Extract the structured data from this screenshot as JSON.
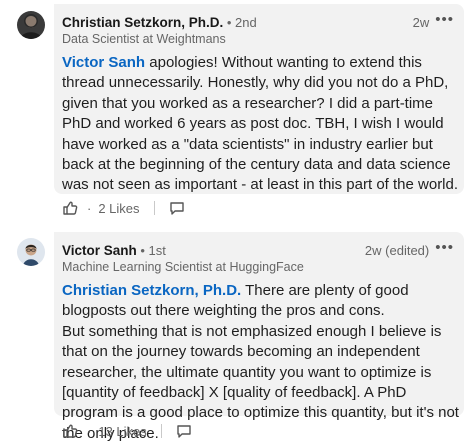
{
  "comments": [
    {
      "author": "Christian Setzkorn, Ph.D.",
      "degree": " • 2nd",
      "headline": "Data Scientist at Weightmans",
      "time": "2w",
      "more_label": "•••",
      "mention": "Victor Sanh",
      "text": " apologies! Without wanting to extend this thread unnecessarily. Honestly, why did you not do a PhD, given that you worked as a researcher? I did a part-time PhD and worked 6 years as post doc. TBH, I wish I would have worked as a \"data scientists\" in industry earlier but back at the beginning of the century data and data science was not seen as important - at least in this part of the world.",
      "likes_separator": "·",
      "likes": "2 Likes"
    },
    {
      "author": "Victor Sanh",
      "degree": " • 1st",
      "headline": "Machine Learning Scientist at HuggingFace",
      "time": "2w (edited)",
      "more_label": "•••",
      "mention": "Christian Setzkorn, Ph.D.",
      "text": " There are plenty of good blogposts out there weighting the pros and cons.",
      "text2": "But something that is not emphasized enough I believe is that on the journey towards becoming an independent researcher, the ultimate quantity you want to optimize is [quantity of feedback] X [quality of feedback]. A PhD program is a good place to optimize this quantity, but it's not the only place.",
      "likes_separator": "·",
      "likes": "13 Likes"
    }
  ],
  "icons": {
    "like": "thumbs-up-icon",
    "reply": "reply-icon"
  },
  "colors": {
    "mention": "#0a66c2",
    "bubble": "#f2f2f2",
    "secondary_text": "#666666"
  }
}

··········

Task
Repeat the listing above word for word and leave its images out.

Reply
Extract the structured data from this screenshot as JSON.
{
  "comments": [
    {
      "author": "Christian Setzkorn, Ph.D.",
      "degree": " • 2nd",
      "headline": "Data Scientist at Weightmans",
      "time": "2w",
      "more_label": "•••",
      "mention": "Victor Sanh",
      "text": " apologies! Without wanting to extend this thread unnecessarily. Honestly, why did you not do a PhD, given that you worked as a researcher? I did a part-time PhD and worked 6 years as post doc. TBH, I wish I would have worked as a \"data scientists\" in industry earlier but back at the beginning of the century data and data science was not seen as important - at least in this part of the world.",
      "likes_separator": "·",
      "likes": "2 Likes"
    },
    {
      "author": "Victor Sanh",
      "degree": " • 1st",
      "headline": "Machine Learning Scientist at HuggingFace",
      "time": "2w (edited)",
      "more_label": "•••",
      "mention": "Christian Setzkorn, Ph.D.",
      "text": " There are plenty of good blogposts out there weighting the pros and cons.",
      "text2": "But something that is not emphasized enough I believe is that on the journey towards becoming an independent researcher, the ultimate quantity you want to optimize is [quantity of feedback] X [quality of feedback]. A PhD program is a good place to optimize this quantity, but it's not the only place.",
      "likes_separator": "·",
      "likes": "13 Likes"
    }
  ],
  "icons": {
    "like": "thumbs-up-icon",
    "reply": "reply-icon"
  },
  "colors": {
    "mention": "#0a66c2",
    "bubble": "#f2f2f2",
    "secondary_text": "#666666"
  }
}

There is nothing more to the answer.